Copy out each line of the entries where the word "JSON" is present.

━━━━━━━━

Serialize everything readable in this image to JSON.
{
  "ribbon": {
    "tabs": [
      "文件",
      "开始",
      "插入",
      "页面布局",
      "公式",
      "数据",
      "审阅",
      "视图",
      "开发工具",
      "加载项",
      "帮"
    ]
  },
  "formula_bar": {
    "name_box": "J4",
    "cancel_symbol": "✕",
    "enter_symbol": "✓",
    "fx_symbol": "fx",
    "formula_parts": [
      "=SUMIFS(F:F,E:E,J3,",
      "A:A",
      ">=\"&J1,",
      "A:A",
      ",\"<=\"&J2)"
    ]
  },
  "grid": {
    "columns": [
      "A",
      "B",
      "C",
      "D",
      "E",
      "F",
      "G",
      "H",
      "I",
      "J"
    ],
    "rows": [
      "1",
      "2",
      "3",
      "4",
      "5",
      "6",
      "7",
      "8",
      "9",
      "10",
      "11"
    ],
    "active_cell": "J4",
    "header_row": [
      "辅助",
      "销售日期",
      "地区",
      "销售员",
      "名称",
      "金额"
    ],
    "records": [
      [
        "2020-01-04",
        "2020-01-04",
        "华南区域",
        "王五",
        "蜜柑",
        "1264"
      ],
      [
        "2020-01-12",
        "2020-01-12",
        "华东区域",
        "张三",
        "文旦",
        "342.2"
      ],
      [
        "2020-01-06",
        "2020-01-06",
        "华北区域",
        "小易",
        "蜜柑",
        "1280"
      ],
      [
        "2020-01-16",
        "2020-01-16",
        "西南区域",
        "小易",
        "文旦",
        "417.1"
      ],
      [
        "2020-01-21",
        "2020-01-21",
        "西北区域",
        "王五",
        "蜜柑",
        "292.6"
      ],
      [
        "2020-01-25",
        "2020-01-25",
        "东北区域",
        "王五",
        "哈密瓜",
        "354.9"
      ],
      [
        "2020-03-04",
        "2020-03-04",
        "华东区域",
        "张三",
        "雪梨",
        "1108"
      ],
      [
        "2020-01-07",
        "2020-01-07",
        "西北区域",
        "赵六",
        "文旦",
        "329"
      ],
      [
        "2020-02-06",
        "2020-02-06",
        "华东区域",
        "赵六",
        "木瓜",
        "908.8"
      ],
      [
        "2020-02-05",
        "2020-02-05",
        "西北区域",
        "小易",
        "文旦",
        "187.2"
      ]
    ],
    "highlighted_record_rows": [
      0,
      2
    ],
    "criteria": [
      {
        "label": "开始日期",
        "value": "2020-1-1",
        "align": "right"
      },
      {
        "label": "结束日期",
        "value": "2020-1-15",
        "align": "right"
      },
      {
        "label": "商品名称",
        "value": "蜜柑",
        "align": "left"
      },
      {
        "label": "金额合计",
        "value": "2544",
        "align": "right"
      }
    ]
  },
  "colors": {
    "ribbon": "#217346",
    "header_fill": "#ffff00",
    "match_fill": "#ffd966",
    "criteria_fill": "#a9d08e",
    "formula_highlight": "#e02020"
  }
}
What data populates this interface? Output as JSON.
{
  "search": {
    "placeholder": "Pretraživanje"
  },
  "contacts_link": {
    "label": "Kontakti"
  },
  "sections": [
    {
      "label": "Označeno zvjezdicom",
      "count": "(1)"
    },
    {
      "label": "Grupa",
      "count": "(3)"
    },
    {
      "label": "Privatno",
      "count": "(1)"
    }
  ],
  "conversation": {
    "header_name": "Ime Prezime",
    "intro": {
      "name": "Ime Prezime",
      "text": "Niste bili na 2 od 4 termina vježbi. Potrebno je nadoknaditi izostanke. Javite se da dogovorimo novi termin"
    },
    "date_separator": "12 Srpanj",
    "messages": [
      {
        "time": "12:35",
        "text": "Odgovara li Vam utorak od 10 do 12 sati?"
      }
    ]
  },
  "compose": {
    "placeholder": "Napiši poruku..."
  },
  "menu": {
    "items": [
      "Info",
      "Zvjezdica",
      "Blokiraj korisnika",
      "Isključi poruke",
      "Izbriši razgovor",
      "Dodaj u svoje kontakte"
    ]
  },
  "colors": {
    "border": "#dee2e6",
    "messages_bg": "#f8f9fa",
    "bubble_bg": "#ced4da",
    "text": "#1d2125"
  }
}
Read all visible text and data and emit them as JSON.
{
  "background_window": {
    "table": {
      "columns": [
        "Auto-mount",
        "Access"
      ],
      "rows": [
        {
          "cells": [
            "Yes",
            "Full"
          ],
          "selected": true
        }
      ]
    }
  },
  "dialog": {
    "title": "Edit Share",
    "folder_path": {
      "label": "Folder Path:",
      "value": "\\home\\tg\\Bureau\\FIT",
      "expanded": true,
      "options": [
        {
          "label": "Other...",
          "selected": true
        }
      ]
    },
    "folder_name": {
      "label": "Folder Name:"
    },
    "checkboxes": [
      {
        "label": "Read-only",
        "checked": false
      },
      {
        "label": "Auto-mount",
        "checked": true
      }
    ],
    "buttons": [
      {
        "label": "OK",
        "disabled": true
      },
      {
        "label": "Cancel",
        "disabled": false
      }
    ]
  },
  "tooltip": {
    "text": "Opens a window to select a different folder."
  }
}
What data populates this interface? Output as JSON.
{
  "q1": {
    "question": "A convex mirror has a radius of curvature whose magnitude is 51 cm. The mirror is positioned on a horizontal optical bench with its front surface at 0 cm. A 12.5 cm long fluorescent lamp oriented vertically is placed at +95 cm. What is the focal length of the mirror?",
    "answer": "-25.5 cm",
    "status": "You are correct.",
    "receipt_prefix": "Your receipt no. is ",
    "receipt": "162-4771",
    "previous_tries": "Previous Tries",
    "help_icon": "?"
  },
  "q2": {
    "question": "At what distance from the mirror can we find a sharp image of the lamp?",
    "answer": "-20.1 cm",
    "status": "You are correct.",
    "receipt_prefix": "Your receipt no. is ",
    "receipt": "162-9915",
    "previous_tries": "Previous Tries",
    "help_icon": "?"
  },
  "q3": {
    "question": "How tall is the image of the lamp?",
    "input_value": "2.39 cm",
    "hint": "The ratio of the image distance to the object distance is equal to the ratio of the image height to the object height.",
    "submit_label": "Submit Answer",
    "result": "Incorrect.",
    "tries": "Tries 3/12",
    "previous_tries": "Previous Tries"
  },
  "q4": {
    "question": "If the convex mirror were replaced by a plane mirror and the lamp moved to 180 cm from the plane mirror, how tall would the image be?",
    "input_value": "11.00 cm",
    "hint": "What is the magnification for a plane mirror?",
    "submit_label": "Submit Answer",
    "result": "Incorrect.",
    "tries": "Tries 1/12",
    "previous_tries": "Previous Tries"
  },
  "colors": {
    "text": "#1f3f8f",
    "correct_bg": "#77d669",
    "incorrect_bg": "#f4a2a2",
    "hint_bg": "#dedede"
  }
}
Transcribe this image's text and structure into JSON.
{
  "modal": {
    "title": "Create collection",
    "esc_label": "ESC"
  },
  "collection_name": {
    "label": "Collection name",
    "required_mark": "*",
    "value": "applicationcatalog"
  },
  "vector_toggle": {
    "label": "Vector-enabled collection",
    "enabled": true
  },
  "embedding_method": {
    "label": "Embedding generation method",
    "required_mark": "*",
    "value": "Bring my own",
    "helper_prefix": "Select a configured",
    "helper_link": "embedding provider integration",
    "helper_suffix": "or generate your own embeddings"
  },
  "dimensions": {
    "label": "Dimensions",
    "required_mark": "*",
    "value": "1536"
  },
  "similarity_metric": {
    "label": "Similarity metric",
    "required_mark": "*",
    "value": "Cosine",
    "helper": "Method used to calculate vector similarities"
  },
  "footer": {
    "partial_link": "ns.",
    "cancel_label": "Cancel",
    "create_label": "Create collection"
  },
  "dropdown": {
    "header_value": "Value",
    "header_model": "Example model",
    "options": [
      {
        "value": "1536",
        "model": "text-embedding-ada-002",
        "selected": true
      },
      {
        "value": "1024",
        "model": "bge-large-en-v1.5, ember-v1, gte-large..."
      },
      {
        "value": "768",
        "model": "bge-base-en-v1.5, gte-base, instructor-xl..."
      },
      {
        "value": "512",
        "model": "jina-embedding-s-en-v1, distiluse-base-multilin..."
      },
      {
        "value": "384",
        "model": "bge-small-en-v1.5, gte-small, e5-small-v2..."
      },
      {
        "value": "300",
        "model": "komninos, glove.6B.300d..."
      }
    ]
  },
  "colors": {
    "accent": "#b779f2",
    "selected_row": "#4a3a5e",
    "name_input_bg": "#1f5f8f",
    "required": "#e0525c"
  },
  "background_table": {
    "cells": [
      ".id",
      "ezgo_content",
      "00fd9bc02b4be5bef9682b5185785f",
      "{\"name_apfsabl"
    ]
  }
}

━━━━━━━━

#### [Task response]
Serialize everything readable in this image to JSON.
What data populates this interface? Output as JSON.
Read all visible text and data and emit them as JSON.
What data populates this interface? Output as JSON.
Transcribe this image's text and structure into JSON.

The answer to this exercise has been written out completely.